Beets have been busy lately. They've been burying their humdrum reputation and stepping out as an ingredient of the moment. The very thing that makes them a nuisance to home cooks—the whole "your kitchen looks like a blood bath" thing—is a boon to cocktail makers, as it helps produce striking, vibrant-hued drinks.
The sweet, earthy taste of a beet is the perfect complement to warming spirits like bourbon and Scotch, but takes on a more fresh, vegetal character when paired with gin. Plus, thanks to their naturally blood-red color, beet cocktails are a sophisticated answer to the Halloween drink conundrum.
With the same flavor base as The Penicillin—lemon, ginger, and Scotch—the foundation of this drink is already a delicious antidote to a long, cold day. Adding a shot of beet juice just ups the curative ante. This is a great cocktail for anyone who is just beginning to get into Scotch. The blended Scotch I use here (Black Bottle Islay Scotch) has a lot of great smoky, spicy character, but the earthy beets and the sweet, snappy ginger liqueur ensure that the whisky doesn't take over the drink.

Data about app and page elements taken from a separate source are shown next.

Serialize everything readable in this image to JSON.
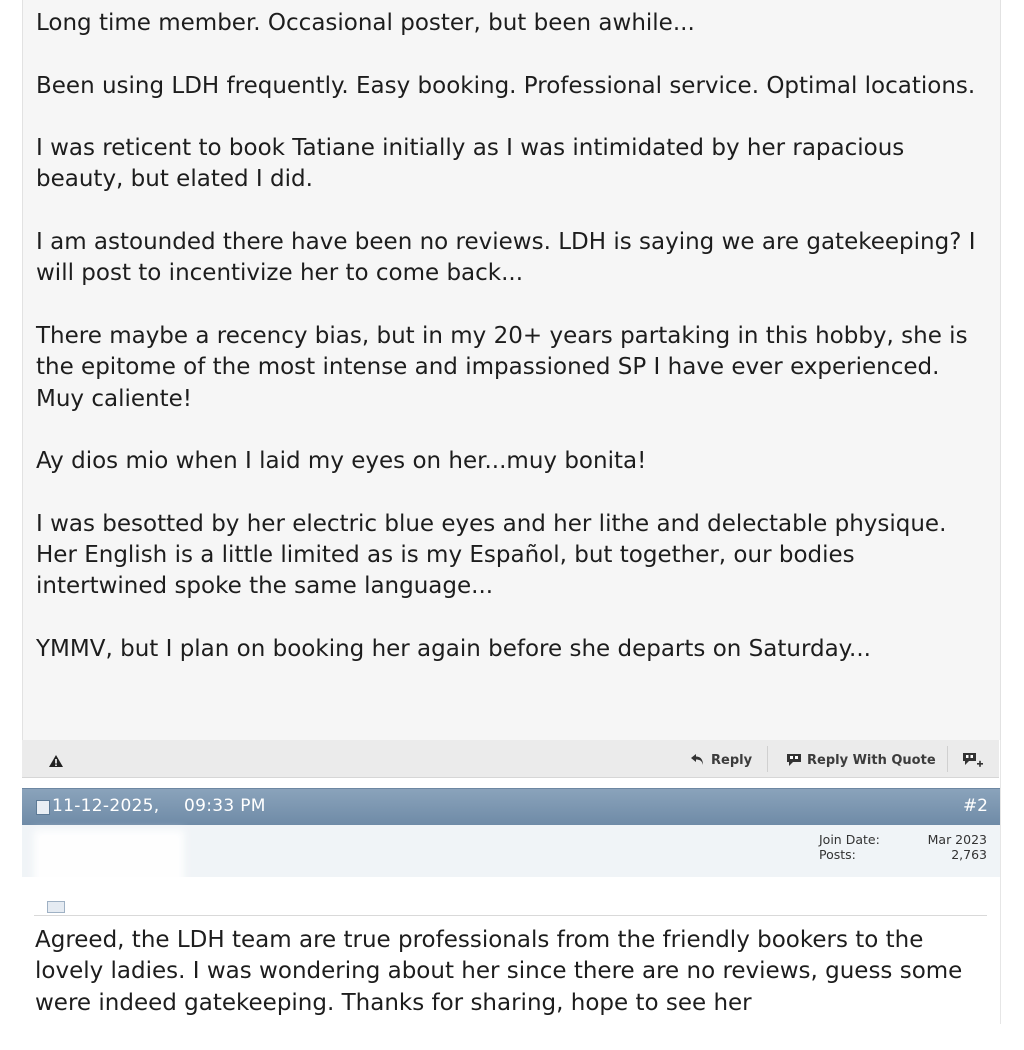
{
  "post1": {
    "paragraphs": [
      "Long time member. Occasional poster, but been awhile...",
      "Been using LDH frequently. Easy booking. Professional service. Optimal locations.",
      "I was reticent to book Tatiane initially as I was intimidated by her rapacious beauty, but elated I did.",
      "I am astounded there have been no reviews. LDH is saying we are gatekeeping? I will post to incentivize her to come back...",
      "There maybe a recency bias, but in my 20+ years partaking in this hobby, she is the epitome of the most intense and impassioned SP I have ever experienced. Muy caliente!",
      "Ay dios mio when I laid my eyes on her...muy bonita!",
      "I was besotted by her electric blue eyes and her lithe and delectable physique. Her English is a little limited as is my Español, but together, our bodies intertwined spoke the same language...",
      "YMMV, but I plan on booking her again before she departs on Saturday..."
    ]
  },
  "actions": {
    "reply_label": "Reply",
    "quote_label": "Reply With Quote"
  },
  "post2": {
    "date": "11-12-2025,",
    "time": "09:33 PM",
    "number": "#2",
    "user_blurred_name": "",
    "user_blurred_title": "",
    "join_date_label": "Join Date:",
    "join_date_value": "Mar 2023",
    "posts_label": "Posts:",
    "posts_value": "2,763",
    "body": "Agreed, the LDH team are true professionals from the friendly bookers to the lovely ladies. I was wondering about her since there are no reviews, guess some were indeed gatekeeping. Thanks for sharing, hope to see her"
  },
  "colors": {
    "header_bar": "#7f99b3",
    "post_bg": "#f6f6f6",
    "action_bar": "#ebebeb"
  }
}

Although this drink is served over ice, it still packs a toasty punch thanks to layers of warm flavors. Bulleit Bourbon is a great choice here, pairing well with the warm caramel and spicy cinnamon flavor of the Carpano Antica Sweet Vermouth. Juice from beets and carrots (both of which are botanically taproots) provides the red color, of course, and a robust sweetness. A dash of tangy balsamic vinegar balances everything out and highlights the savory side of this drink.

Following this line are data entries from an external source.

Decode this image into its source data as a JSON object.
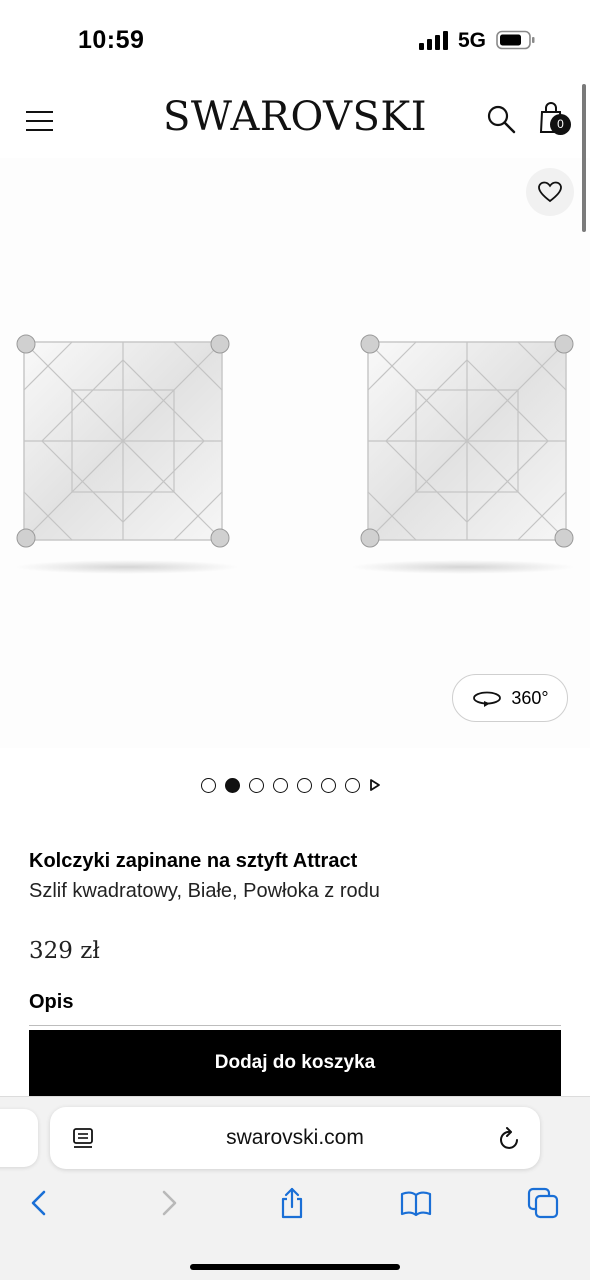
{
  "status_bar": {
    "time": "10:59",
    "network": "5G"
  },
  "header": {
    "brand": "SWAROVSKI",
    "cart_count": "0"
  },
  "gallery": {
    "rotate_label": "360°",
    "slide_count": 7,
    "active_slide": 2
  },
  "product": {
    "name": "Kolczyki zapinane na sztyft Attract",
    "subtitle": "Szlif kwadratowy, Białe, Powłoka z rodu",
    "price": "329 zł",
    "description_heading": "Opis",
    "add_to_cart_label": "Dodaj do koszyka"
  },
  "browser": {
    "url": "swarovski.com"
  },
  "colors": {
    "primary": "#000000",
    "background": "#ffffff",
    "toolbar_accent": "#1a6fd6",
    "toolbar_disabled": "#b9b9b9"
  }
}
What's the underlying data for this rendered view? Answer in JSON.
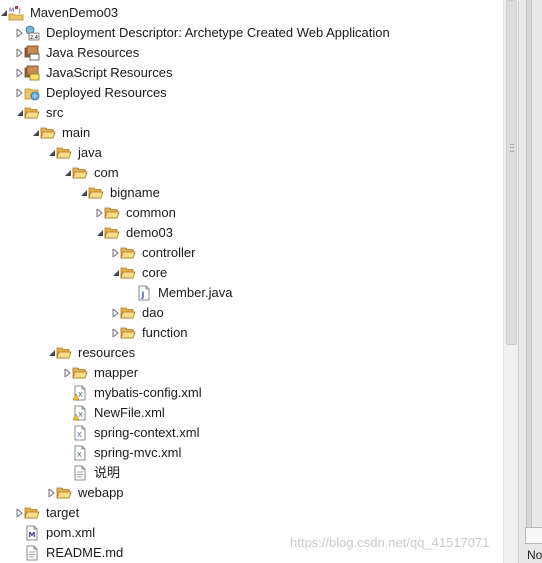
{
  "tree": {
    "items": [
      {
        "label": "MavenDemo03",
        "icon": "maven-project-icon",
        "toggle": "expanded"
      },
      {
        "label": "Deployment Descriptor: Archetype Created Web Application",
        "icon": "deployment-descriptor-icon",
        "toggle": "collapsed"
      },
      {
        "label": "Java Resources",
        "icon": "java-resources-icon",
        "toggle": "collapsed"
      },
      {
        "label": "JavaScript Resources",
        "icon": "javascript-resources-icon",
        "toggle": "collapsed"
      },
      {
        "label": "Deployed Resources",
        "icon": "deployed-resources-icon",
        "toggle": "collapsed"
      },
      {
        "label": "src",
        "icon": "folder-icon",
        "toggle": "expanded"
      },
      {
        "label": "main",
        "icon": "folder-icon",
        "toggle": "expanded"
      },
      {
        "label": "java",
        "icon": "folder-icon",
        "toggle": "expanded"
      },
      {
        "label": "com",
        "icon": "folder-icon",
        "toggle": "expanded"
      },
      {
        "label": "bigname",
        "icon": "folder-icon",
        "toggle": "expanded"
      },
      {
        "label": "common",
        "icon": "folder-icon",
        "toggle": "collapsed"
      },
      {
        "label": "demo03",
        "icon": "folder-icon",
        "toggle": "expanded"
      },
      {
        "label": "controller",
        "icon": "folder-icon",
        "toggle": "collapsed"
      },
      {
        "label": "core",
        "icon": "folder-icon",
        "toggle": "expanded"
      },
      {
        "label": "Member.java",
        "icon": "java-file-icon",
        "toggle": "none"
      },
      {
        "label": "dao",
        "icon": "folder-icon",
        "toggle": "collapsed"
      },
      {
        "label": "function",
        "icon": "folder-icon",
        "toggle": "collapsed"
      },
      {
        "label": "resources",
        "icon": "folder-icon",
        "toggle": "expanded"
      },
      {
        "label": "mapper",
        "icon": "folder-icon",
        "toggle": "collapsed"
      },
      {
        "label": "mybatis-config.xml",
        "icon": "xml-file-warning-icon",
        "toggle": "none"
      },
      {
        "label": "NewFile.xml",
        "icon": "xml-file-warning-icon",
        "toggle": "none"
      },
      {
        "label": "spring-context.xml",
        "icon": "xml-file-icon",
        "toggle": "none"
      },
      {
        "label": "spring-mvc.xml",
        "icon": "xml-file-icon",
        "toggle": "none"
      },
      {
        "label": "说明",
        "icon": "text-file-icon",
        "toggle": "none"
      },
      {
        "label": "webapp",
        "icon": "folder-icon",
        "toggle": "collapsed"
      },
      {
        "label": "target",
        "icon": "folder-icon",
        "toggle": "collapsed"
      },
      {
        "label": "pom.xml",
        "icon": "maven-pom-icon",
        "toggle": "none"
      },
      {
        "label": "README.md",
        "icon": "text-file-icon",
        "toggle": "none"
      }
    ]
  },
  "right_pane": {
    "text": "No"
  },
  "watermark": "https://blog.csdn.net/qq_41517071"
}
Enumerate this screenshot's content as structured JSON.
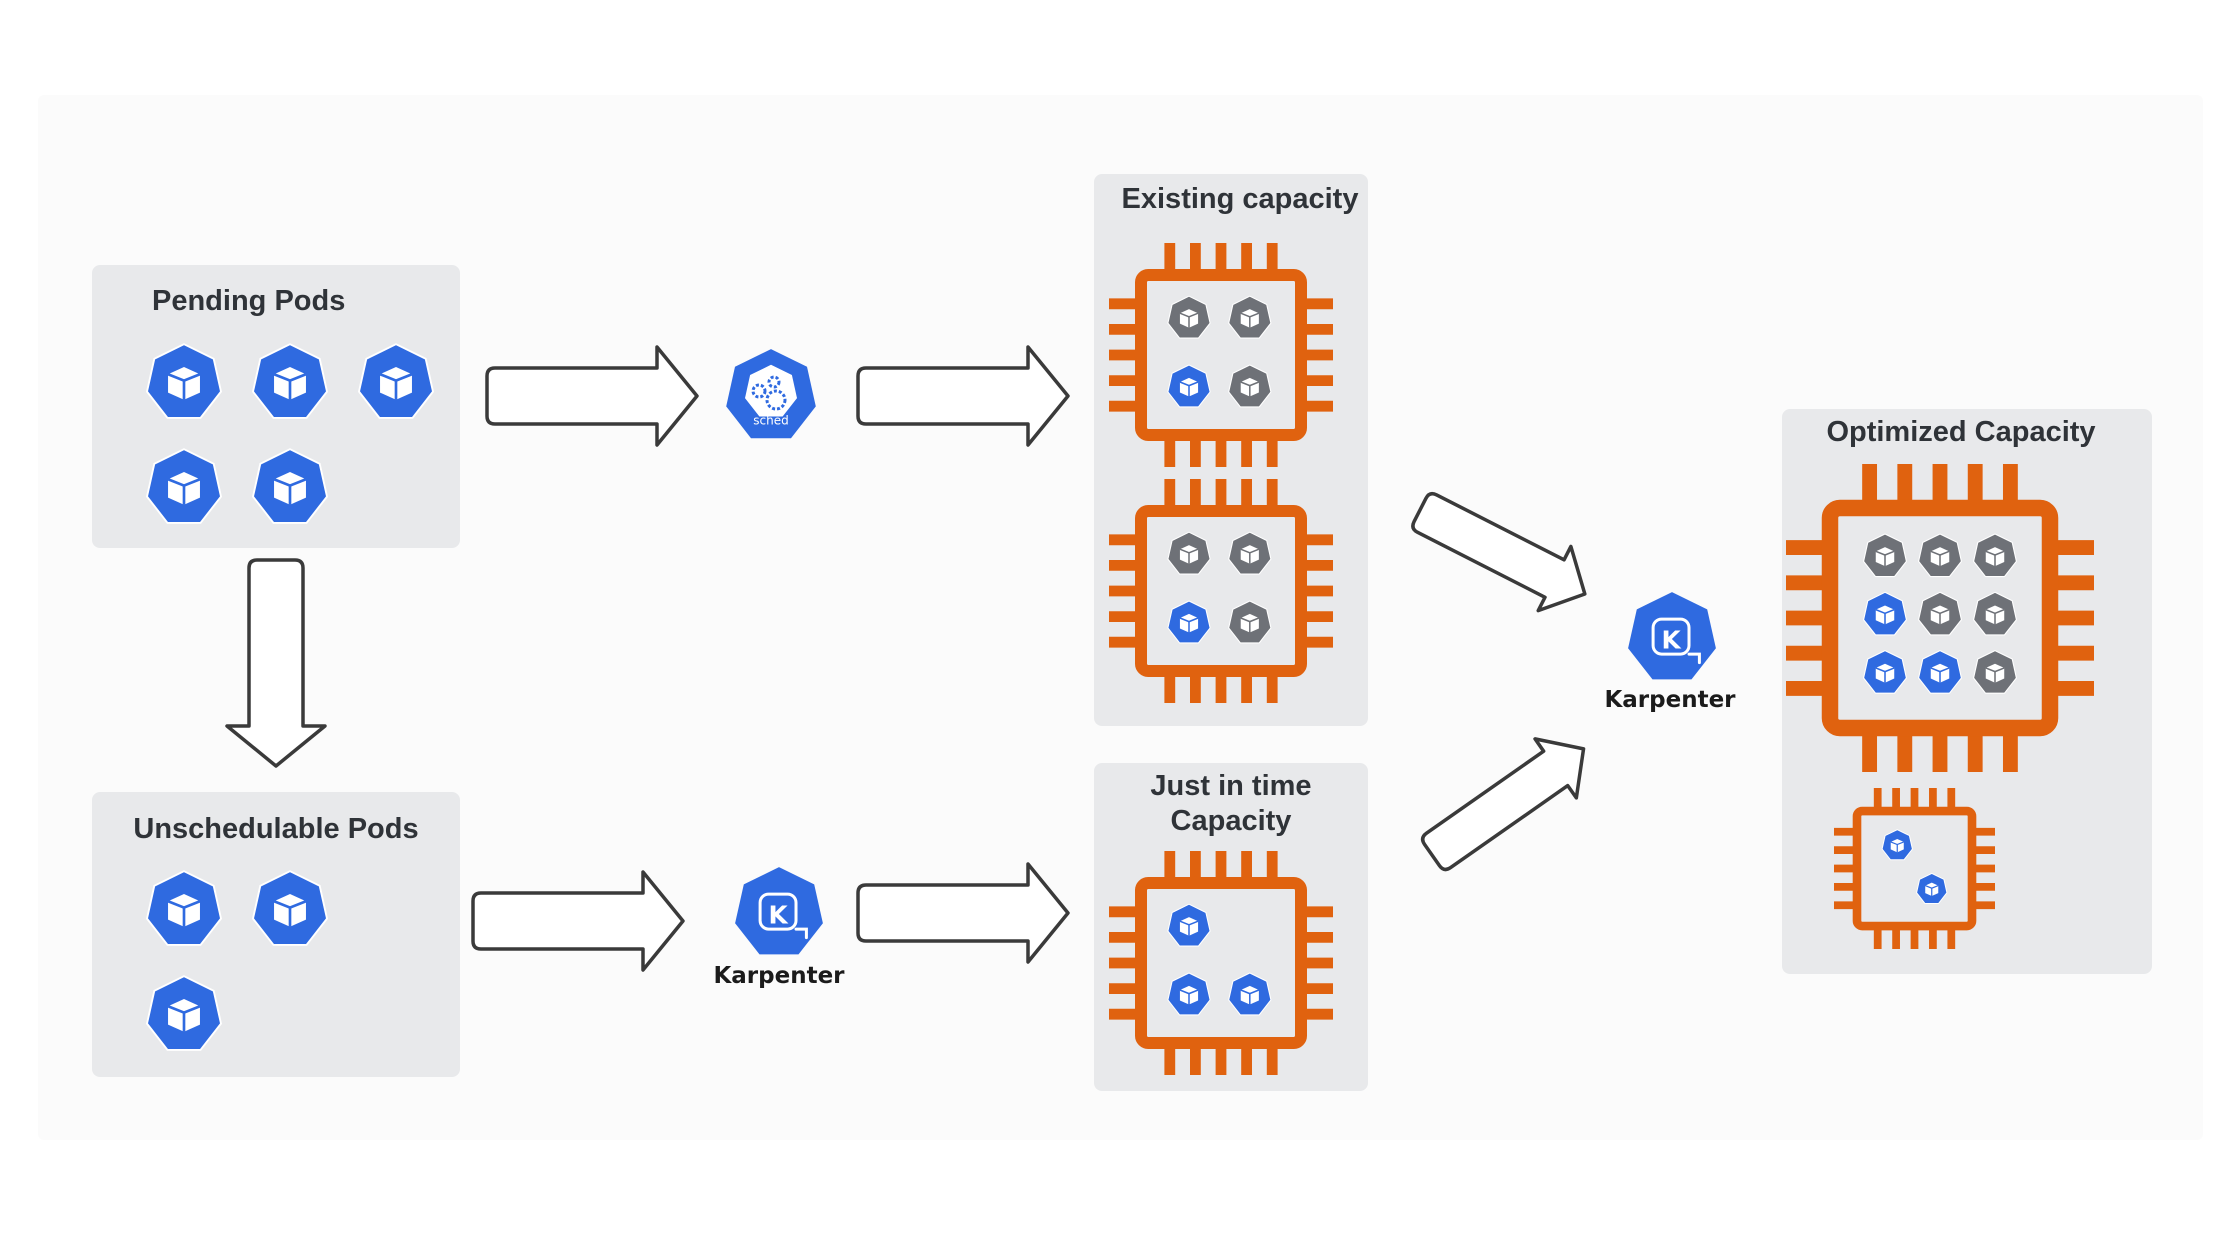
{
  "diagram": {
    "colors": {
      "pod_blue": "#2f6ae0",
      "pod_gray": "#6e7177",
      "chip_orange": "#e0620f",
      "panel_bg": "#e8e9eb",
      "outer_bg": "#fbfbfb",
      "title_text": "#2f3338"
    },
    "panels": {
      "pending": {
        "title": "Pending Pods",
        "pods": [
          "pending",
          "pending",
          "pending",
          "pending",
          "pending"
        ]
      },
      "unschedulable": {
        "title": "Unschedulable Pods",
        "pods": [
          "pending",
          "pending",
          "pending"
        ]
      },
      "existing": {
        "title": "Existing capacity",
        "nodes": [
          {
            "pods": [
              "scheduled-existing",
              "scheduled-existing",
              "newly-scheduled",
              "scheduled-existing"
            ]
          },
          {
            "pods": [
              "scheduled-existing",
              "scheduled-existing",
              "newly-scheduled",
              "scheduled-existing"
            ]
          }
        ]
      },
      "just_in_time": {
        "title_line1": "Just in time",
        "title_line2": "Capacity",
        "nodes": [
          {
            "pods": [
              "newly-scheduled",
              "empty",
              "newly-scheduled",
              "newly-scheduled"
            ]
          }
        ]
      },
      "optimized": {
        "title": "Optimized Capacity",
        "nodes": [
          {
            "size": "large",
            "pods": [
              "scheduled-existing",
              "scheduled-existing",
              "scheduled-existing",
              "newly-scheduled",
              "scheduled-existing",
              "scheduled-existing",
              "newly-scheduled",
              "newly-scheduled",
              "scheduled-existing"
            ]
          },
          {
            "size": "small",
            "pods": [
              "newly-scheduled",
              "newly-scheduled"
            ]
          }
        ]
      }
    },
    "actors": {
      "scheduler": {
        "icon": "kube-scheduler-icon",
        "label": "sched"
      },
      "karpenter_provision": {
        "icon": "karpenter-icon",
        "label": "Karpenter",
        "glyph": "K"
      },
      "karpenter_consolidate": {
        "icon": "karpenter-icon",
        "label": "Karpenter",
        "glyph": "K"
      }
    },
    "flows": [
      {
        "from": "Pending Pods",
        "to": "kube-scheduler"
      },
      {
        "from": "kube-scheduler",
        "to": "Existing capacity"
      },
      {
        "from": "Pending Pods",
        "to": "Unschedulable Pods"
      },
      {
        "from": "Unschedulable Pods",
        "to": "Karpenter"
      },
      {
        "from": "Karpenter",
        "to": "Just in time Capacity"
      },
      {
        "from": "Existing capacity",
        "to": "Karpenter (consolidation)"
      },
      {
        "from": "Just in time Capacity",
        "to": "Karpenter (consolidation)"
      },
      {
        "from": "Karpenter (consolidation)",
        "to": "Optimized Capacity"
      }
    ]
  }
}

The Hot Pink
My favorite beet salad has a healthy dose of horseradish. Although I've made many variations of it based on what I have in the fridge at any given time, the dressing always has a splash of apple cider vinegar. Using my favorite way to eat beets as inspiration, I created a savory shrub with beets, celery, and horseradish. The finished product here has just a touch of heat from the horseradish, so experiment with bumping up the amount if you'd like more of a kick. The celery provides a light, fresh component to the heavier root vegetables. Choose a bold gin like Tanqueray for this cocktail, which can stand up to the aggressive flavors in the shrub.